The DHS/DNI statement takes a more definitive position, directly accusing Russia of trying to interfere with the US election process. Pointing to the disclosures of documents on sites like DCLeaks.com and WikiLeaks, and by online identity Guccifer 2.0, the two US agencies assert that "the Russians" have used similar methods of disinformation and incitement in Europe and Eurasia to influence public opinion.
"We believe, based on the scope and sensitivity of these efforts, that only Russia's senior-most officials could have authorized these activities," the DHS and DNI said.
Asked by The Register to provide further information about how the DHS reached this conclusion, DHS spokesperson Scott McConnell declined to elaborate, referring back to the issued statement.
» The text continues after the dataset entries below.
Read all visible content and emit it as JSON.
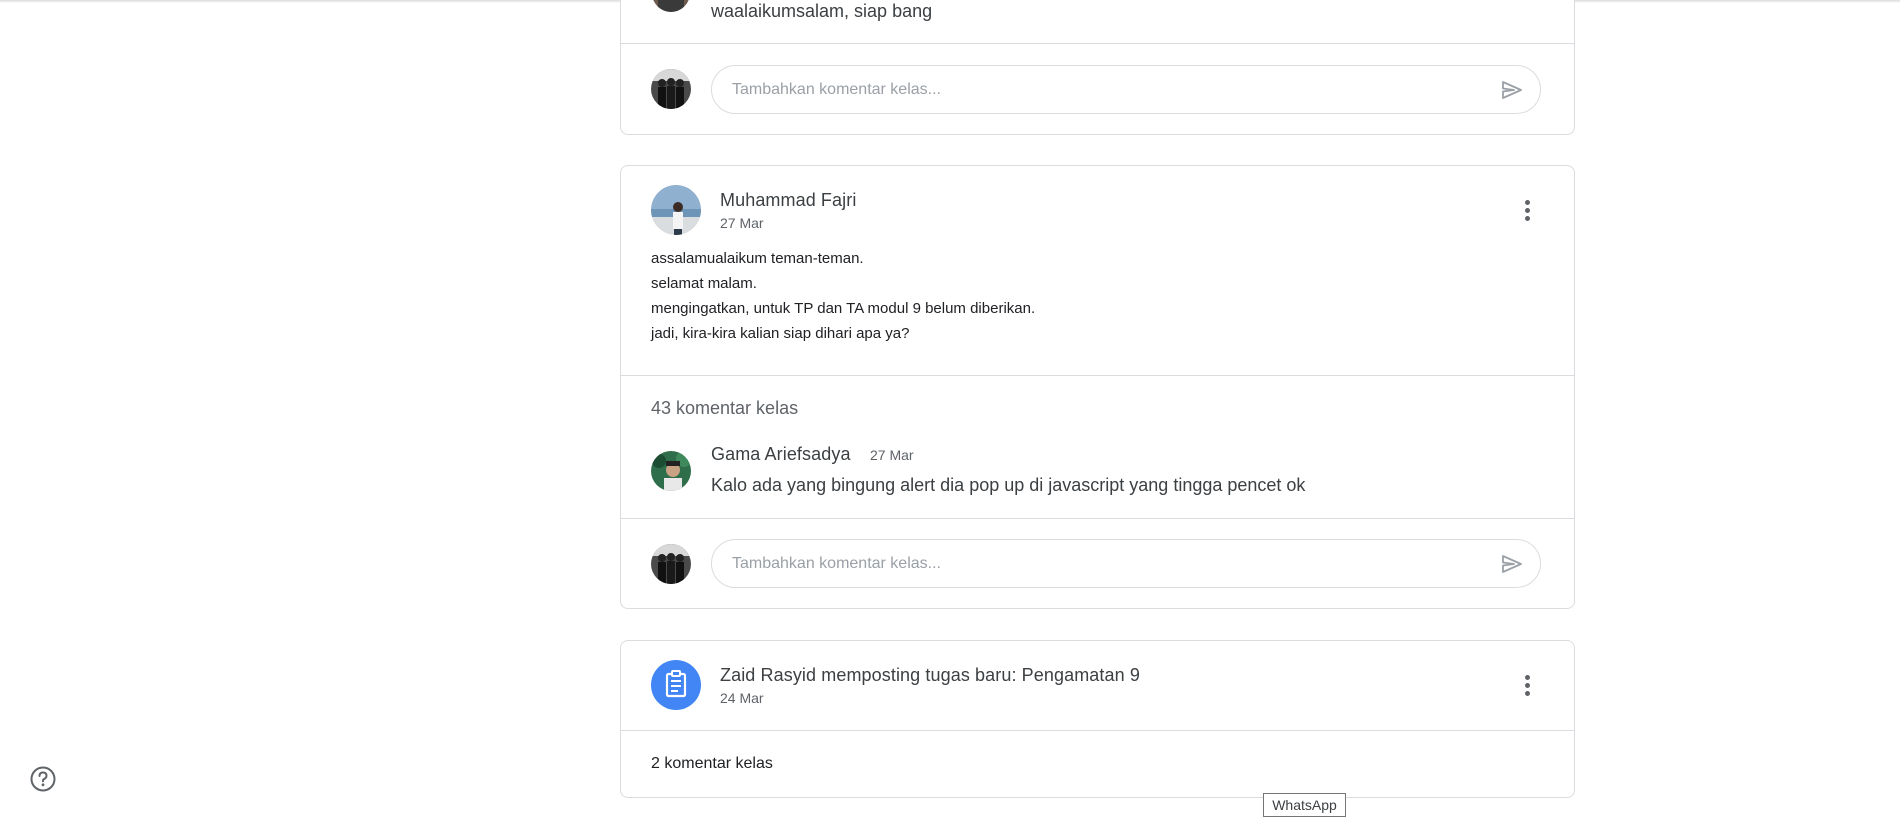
{
  "top_card": {
    "partial_comment_text": "waalaikumsalam, siap bang",
    "reply_placeholder": "Tambahkan komentar kelas..."
  },
  "post": {
    "author": "Muhammad Fajri",
    "date": "27 Mar",
    "lines": [
      "assalamualaikum teman-teman.",
      "selamat malam.",
      "mengingatkan, untuk TP dan TA modul 9 belum diberikan.",
      "jadi, kira-kira kalian siap dihari apa ya?"
    ],
    "comment_count": "43 komentar kelas",
    "comment": {
      "author": "Gama Ariefsadya",
      "date": "27 Mar",
      "text": "Kalo ada yang bingung alert dia pop up di javascript yang tingga pencet ok"
    },
    "reply_placeholder": "Tambahkan komentar kelas..."
  },
  "assignment": {
    "title": "Zaid Rasyid memposting tugas baru: Pengamatan 9",
    "date": "24 Mar",
    "comment_count": "2 komentar kelas"
  },
  "tooltip": "WhatsApp",
  "icons": {
    "help": "help-circle-icon",
    "send": "send-icon",
    "more": "more-vert-icon",
    "assignment": "assignment-icon"
  },
  "colors": {
    "accent": "#4285f4",
    "border": "#dadce0",
    "icon_grey": "#5f6368"
  }
}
The DHS and DNI caution that they are not now in a position to attribute attacks directed at election-related systems to the Russian government, despite the agencies' claim that most of those attacks have come from servers operated by a Russian company.
The DHS in August held a call with state election officials in which the agency offered assistance in securing election systems and announced plans to convene a Voting Infrastructure Cybersecurity Action Campaign to promote security and raise awareness of risks.
Asked about steps the DHS intends to take to mitigate this threat, McConnell pointed to the agency's September 16 statement by DHS Secretary Jeh Johnson expressing confidence in the US election system.
"We have confidence in the overall integrity of our electoral systems," said Johnson. "It is diverse, subject to local control, and has many checks and balances built in." ®